What to work on =
Each line below should be restated word for word.

Dataset items =

##############################

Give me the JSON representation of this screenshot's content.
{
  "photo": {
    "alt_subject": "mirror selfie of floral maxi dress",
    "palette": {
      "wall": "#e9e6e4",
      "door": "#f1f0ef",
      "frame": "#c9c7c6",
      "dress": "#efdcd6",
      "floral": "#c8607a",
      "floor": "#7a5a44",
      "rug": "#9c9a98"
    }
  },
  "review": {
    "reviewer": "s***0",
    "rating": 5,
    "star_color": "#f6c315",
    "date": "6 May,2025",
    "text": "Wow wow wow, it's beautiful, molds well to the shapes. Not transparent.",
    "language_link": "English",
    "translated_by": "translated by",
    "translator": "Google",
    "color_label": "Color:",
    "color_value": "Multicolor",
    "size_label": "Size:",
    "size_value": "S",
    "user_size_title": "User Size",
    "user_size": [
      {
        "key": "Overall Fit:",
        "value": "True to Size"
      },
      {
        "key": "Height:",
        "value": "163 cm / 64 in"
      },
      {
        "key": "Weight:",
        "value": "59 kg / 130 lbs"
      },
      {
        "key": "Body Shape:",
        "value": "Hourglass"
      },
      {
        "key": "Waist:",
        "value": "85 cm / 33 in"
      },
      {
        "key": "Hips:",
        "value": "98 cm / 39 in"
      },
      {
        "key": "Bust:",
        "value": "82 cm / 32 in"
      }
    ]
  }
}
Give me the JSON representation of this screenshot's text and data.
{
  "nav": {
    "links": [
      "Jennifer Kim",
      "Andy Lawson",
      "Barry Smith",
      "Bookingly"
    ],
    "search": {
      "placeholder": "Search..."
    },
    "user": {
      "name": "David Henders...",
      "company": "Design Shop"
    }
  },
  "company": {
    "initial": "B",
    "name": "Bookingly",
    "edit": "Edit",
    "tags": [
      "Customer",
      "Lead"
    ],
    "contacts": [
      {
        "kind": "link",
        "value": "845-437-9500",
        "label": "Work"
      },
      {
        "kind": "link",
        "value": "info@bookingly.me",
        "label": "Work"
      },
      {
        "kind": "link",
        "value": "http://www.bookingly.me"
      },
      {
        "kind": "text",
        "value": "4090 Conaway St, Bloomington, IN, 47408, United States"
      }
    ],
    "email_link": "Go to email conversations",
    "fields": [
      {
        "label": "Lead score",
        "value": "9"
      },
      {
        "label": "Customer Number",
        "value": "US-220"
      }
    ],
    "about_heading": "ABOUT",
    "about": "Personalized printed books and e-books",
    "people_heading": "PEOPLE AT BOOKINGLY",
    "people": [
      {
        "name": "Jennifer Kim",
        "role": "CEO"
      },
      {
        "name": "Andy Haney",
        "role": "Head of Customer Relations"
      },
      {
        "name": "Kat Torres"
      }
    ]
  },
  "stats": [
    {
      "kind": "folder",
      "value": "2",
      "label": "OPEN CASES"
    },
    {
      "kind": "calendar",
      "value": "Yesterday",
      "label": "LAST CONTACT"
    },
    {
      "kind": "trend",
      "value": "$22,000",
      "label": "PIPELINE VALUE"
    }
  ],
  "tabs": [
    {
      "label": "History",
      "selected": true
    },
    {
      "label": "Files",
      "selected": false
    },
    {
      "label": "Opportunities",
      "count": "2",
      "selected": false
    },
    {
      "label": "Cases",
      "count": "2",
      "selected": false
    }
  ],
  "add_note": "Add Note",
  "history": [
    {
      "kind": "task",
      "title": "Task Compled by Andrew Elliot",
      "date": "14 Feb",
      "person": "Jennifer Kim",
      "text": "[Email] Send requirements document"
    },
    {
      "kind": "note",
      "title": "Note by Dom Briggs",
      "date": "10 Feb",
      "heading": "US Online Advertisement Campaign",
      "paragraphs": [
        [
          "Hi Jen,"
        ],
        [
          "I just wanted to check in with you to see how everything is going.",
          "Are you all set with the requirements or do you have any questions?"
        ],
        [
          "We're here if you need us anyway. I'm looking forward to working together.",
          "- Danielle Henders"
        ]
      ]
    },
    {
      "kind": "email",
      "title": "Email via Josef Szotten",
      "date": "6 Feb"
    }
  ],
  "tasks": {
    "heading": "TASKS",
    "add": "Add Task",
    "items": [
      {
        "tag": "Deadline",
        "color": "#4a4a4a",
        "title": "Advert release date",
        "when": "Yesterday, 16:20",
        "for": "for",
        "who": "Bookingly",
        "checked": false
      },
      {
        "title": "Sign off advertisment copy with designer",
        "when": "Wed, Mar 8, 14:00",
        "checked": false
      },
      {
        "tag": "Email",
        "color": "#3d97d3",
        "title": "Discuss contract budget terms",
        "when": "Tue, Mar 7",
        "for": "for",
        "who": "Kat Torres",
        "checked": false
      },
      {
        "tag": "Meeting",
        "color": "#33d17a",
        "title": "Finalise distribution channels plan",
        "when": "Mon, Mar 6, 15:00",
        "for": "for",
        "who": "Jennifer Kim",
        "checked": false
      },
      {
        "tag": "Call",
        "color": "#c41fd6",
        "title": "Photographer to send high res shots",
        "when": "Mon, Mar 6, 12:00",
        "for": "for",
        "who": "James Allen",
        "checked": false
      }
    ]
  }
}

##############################

Solution =
Give me the JSON representation of this screenshot's content.
{
  "photo": {
    "alt_subject": "mirror selfie of floral maxi dress",
    "palette": {
      "wall": "#e9e6e4",
      "door": "#f1f0ef",
      "frame": "#c9c7c6",
      "dress": "#efdcd6",
      "floral": "#c8607a",
      "floor": "#7a5a44",
      "rug": "#9c9a98"
    }
  },
  "review": {
    "reviewer": "s***0",
    "rating": 5,
    "star_color": "#f6c315",
    "date": "6 May,2025",
    "text": "Wow wow wow, it's beautiful, molds well to the shapes. Not transparent.",
    "language_link": "English",
    "translated_by": "translated by",
    "translator": "Google",
    "color_label": "Color:",
    "color_value": "Multicolor",
    "size_label": "Size:",
    "size_value": "S",
    "user_size_title": "User Size",
    "user_size": [
      {
        "key": "Overall Fit:",
        "value": "True to Size"
      },
      {
        "key": "Height:",
        "value": "163 cm / 64 in"
      },
      {
        "key": "Weight:",
        "value": "59 kg / 130 lbs"
      },
      {
        "key": "Body Shape:",
        "value": "Hourglass"
      },
      {
        "key": "Waist:",
        "value": "85 cm / 33 in"
      },
      {
        "key": "Hips:",
        "value": "98 cm / 39 in"
      },
      {
        "key": "Bust:",
        "value": "82 cm / 32 in"
      }
    ]
  }
}
Give me the JSON representation of this screenshot's text and data.
{
  "nav": {
    "links": [
      "Jennifer Kim",
      "Andy Lawson",
      "Barry Smith",
      "Bookingly"
    ],
    "search": {
      "placeholder": "Search..."
    },
    "user": {
      "name": "David Henders...",
      "company": "Design Shop"
    }
  },
  "company": {
    "initial": "B",
    "name": "Bookingly",
    "edit": "Edit",
    "tags": [
      "Customer",
      "Lead"
    ],
    "contacts": [
      {
        "kind": "link",
        "value": "845-437-9500",
        "label": "Work"
      },
      {
        "kind": "link",
        "value": "info@bookingly.me",
        "label": "Work"
      },
      {
        "kind": "link",
        "value": "http://www.bookingly.me"
      },
      {
        "kind": "text",
        "value": "4090 Conaway St, Bloomington, IN, 47408, United States"
      }
    ],
    "email_link": "Go to email conversations",
    "fields": [
      {
        "label": "Lead score",
        "value": "9"
      },
      {
        "label": "Customer Number",
        "value": "US-220"
      }
    ],
    "about_heading": "ABOUT",
    "about": "Personalized printed books and e-books",
    "people_heading": "PEOPLE AT BOOKINGLY",
    "people": [
      {
        "name": "Jennifer Kim",
        "role": "CEO"
      },
      {
        "name": "Andy Haney",
        "role": "Head of Customer Relations"
      },
      {
        "name": "Kat Torres"
      }
    ]
  },
  "stats": [
    {
      "kind": "folder",
      "value": "2",
      "label": "OPEN CASES"
    },
    {
      "kind": "calendar",
      "value": "Yesterday",
      "label": "LAST CONTACT"
    },
    {
      "kind": "trend",
      "value": "$22,000",
      "label": "PIPELINE VALUE"
    }
  ],
  "tabs": [
    {
      "label": "History",
      "selected": true
    },
    {
      "label": "Files",
      "selected": false
    },
    {
      "label": "Opportunities",
      "count": "2",
      "selected": false
    },
    {
      "label": "Cases",
      "count": "2",
      "selected": false
    }
  ],
  "add_note": "Add Note",
  "history": [
    {
      "kind": "task",
      "title": "Task Compled by Andrew Elliot",
      "date": "14 Feb",
      "person": "Jennifer Kim",
      "text": "[Email] Send requirements document"
    },
    {
      "kind": "note",
      "title": "Note by Dom Briggs",
      "date": "10 Feb",
      "heading": "US Online Advertisement Campaign",
      "paragraphs": [
        [
          "Hi Jen,"
        ],
        [
          "I just wanted to check in with you to see how everything is going.",
          "Are you all set with the requirements or do you have any questions?"
        ],
        [
          "We're here if you need us anyway. I'm looking forward to working together.",
          "- Danielle Henders"
        ]
      ]
    },
    {
      "kind": "email",
      "title": "Email via Josef Szotten",
      "date": "6 Feb"
    }
  ],
  "tasks": {
    "heading": "TASKS",
    "add": "Add Task",
    "items": [
      {
        "tag": "Deadline",
        "color": "#4a4a4a",
        "title": "Advert release date",
        "when": "Yesterday, 16:20",
        "for": "for",
        "who": "Bookingly",
        "checked": false
      },
      {
        "title": "Sign off advertisment copy with designer",
        "when": "Wed, Mar 8, 14:00",
        "checked": false
      },
      {
        "tag": "Email",
        "color": "#3d97d3",
        "title": "Discuss contract budget terms",
        "when": "Tue, Mar 7",
        "for": "for",
        "who": "Kat Torres",
        "checked": false
      },
      {
        "tag": "Meeting",
        "color": "#33d17a",
        "title": "Finalise distribution channels plan",
        "when": "Mon, Mar 6, 15:00",
        "for": "for",
        "who": "Jennifer Kim",
        "checked": false
      },
      {
        "tag": "Call",
        "color": "#c41fd6",
        "title": "Photographer to send high res shots",
        "when": "Mon, Mar 6, 12:00",
        "for": "for",
        "who": "James Allen",
        "checked": false
      }
    ]
  }
}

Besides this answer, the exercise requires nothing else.